>>>>>

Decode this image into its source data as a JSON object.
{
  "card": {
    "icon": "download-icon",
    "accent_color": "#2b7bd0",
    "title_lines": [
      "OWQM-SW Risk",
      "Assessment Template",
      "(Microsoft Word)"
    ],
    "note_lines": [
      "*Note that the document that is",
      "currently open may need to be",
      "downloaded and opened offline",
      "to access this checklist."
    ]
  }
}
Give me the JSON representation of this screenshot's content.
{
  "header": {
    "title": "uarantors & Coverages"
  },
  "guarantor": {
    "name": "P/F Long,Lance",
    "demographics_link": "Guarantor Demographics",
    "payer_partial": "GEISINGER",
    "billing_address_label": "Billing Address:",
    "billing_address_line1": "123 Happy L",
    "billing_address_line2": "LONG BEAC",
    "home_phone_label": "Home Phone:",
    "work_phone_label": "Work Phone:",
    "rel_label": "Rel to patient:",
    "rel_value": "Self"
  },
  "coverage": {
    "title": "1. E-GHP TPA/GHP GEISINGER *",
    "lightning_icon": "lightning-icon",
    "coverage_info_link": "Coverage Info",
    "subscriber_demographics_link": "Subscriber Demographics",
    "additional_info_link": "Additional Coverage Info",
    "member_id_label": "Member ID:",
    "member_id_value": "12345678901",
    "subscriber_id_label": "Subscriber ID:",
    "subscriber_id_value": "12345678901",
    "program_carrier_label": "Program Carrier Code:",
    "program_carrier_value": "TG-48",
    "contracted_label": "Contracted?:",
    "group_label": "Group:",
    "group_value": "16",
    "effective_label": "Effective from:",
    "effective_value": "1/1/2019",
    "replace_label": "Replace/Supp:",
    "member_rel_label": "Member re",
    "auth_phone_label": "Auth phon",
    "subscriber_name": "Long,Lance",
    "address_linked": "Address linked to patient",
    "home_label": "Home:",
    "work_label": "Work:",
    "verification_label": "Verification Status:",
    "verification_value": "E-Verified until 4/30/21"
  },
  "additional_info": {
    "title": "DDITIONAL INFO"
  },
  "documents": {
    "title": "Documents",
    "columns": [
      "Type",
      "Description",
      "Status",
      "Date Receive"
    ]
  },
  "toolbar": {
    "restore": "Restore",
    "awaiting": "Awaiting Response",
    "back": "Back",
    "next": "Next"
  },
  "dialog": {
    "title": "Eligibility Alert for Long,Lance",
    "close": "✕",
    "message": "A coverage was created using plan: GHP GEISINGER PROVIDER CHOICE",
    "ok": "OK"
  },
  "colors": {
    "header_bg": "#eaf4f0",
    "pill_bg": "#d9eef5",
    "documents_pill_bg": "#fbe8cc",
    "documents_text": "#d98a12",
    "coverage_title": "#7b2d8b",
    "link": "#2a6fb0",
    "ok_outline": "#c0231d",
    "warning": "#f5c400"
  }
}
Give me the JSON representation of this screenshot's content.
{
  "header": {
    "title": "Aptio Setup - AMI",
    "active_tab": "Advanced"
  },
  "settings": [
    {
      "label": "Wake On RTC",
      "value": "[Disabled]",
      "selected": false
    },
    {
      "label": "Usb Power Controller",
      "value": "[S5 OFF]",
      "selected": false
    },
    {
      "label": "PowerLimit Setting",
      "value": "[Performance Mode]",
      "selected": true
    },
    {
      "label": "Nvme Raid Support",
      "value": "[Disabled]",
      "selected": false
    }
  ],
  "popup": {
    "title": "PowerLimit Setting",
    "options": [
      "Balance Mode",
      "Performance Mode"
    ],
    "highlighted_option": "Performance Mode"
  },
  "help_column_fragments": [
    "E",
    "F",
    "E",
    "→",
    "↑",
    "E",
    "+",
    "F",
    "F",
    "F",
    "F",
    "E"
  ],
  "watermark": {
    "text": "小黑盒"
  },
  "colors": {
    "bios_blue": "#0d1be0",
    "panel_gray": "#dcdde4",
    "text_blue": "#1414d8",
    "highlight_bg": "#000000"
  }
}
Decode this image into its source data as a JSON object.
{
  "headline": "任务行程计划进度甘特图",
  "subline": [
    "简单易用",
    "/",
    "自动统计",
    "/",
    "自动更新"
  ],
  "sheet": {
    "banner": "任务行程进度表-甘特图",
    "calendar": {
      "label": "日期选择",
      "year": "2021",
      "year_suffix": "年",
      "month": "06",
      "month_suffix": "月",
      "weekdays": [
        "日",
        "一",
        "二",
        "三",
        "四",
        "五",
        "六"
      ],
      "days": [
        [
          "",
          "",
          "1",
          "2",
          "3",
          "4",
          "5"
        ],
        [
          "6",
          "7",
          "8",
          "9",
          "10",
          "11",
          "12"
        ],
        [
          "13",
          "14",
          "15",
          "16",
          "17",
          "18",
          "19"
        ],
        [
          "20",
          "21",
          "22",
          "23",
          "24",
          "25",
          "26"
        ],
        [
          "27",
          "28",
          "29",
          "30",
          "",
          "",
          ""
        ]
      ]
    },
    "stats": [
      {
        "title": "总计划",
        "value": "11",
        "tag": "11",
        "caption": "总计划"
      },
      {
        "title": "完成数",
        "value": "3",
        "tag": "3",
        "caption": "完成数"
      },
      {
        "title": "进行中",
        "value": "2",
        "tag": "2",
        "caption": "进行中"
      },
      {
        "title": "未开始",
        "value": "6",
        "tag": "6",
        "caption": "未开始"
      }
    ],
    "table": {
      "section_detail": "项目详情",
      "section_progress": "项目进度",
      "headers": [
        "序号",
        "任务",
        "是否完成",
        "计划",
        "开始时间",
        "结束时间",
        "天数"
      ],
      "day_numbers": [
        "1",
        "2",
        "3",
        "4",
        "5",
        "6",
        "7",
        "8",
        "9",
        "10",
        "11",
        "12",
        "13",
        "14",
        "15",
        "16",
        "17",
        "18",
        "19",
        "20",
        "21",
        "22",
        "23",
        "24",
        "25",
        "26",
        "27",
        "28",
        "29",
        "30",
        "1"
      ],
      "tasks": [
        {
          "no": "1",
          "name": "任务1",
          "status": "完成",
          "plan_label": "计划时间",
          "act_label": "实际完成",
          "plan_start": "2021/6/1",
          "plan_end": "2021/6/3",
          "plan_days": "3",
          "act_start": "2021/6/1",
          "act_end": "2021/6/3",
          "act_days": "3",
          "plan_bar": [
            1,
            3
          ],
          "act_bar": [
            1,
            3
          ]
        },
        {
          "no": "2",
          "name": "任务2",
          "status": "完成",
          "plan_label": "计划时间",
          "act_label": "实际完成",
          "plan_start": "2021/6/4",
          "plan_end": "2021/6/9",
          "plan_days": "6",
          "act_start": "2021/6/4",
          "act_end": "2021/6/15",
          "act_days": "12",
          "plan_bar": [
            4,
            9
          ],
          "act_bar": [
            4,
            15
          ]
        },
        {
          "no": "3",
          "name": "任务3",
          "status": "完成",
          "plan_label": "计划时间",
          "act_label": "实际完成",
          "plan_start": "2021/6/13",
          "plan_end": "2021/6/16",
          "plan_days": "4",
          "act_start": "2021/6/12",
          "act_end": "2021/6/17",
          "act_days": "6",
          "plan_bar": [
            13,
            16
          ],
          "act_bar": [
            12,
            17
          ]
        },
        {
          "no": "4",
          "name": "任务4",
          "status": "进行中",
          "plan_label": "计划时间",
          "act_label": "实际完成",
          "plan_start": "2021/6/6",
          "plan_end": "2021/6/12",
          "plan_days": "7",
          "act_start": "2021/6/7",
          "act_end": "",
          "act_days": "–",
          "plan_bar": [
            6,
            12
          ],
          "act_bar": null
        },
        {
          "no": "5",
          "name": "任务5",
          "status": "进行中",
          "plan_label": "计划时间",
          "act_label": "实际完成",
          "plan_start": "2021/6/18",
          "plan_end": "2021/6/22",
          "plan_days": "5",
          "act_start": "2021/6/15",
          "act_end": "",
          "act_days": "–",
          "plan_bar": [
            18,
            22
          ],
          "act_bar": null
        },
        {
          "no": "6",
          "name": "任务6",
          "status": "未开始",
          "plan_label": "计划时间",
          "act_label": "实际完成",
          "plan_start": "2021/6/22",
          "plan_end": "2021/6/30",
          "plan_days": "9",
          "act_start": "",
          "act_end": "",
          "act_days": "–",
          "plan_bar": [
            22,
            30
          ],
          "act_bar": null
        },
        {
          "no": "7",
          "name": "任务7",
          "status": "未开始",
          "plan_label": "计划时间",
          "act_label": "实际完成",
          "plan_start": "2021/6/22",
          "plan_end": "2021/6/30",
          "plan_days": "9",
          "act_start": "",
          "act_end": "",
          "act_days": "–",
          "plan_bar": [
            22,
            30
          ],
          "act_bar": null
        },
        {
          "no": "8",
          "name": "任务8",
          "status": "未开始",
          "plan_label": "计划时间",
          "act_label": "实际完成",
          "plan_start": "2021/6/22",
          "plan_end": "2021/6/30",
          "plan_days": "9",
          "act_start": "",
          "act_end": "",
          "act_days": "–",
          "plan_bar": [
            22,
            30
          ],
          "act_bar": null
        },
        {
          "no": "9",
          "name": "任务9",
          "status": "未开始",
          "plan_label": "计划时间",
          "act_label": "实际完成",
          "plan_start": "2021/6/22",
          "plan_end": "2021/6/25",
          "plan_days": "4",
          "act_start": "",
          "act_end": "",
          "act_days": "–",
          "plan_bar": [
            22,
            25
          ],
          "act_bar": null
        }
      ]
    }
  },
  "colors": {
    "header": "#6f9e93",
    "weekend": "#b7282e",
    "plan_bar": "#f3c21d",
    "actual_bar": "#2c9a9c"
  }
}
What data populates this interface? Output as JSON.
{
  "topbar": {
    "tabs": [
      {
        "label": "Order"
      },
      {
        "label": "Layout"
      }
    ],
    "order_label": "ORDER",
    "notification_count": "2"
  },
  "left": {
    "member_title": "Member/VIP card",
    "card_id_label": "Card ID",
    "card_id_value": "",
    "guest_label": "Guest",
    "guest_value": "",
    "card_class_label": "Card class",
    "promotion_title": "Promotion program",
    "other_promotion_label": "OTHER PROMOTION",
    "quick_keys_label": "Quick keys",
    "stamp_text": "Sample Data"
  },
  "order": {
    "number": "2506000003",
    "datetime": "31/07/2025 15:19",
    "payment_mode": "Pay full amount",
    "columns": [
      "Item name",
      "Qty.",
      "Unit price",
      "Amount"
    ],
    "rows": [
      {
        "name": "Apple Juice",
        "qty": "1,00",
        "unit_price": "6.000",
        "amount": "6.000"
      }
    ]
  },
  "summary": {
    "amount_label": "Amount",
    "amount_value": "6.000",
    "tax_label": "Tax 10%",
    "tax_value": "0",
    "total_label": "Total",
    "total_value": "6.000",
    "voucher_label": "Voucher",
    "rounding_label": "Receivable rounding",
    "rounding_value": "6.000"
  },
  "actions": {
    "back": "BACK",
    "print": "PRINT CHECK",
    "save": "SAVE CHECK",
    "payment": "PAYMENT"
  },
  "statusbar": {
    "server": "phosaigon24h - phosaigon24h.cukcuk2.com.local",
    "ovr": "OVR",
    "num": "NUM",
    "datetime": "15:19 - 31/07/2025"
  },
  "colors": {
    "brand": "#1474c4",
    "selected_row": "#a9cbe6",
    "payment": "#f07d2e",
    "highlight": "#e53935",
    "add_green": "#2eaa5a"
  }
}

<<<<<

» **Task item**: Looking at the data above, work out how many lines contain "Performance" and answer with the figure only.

» **Exercise answer**: 3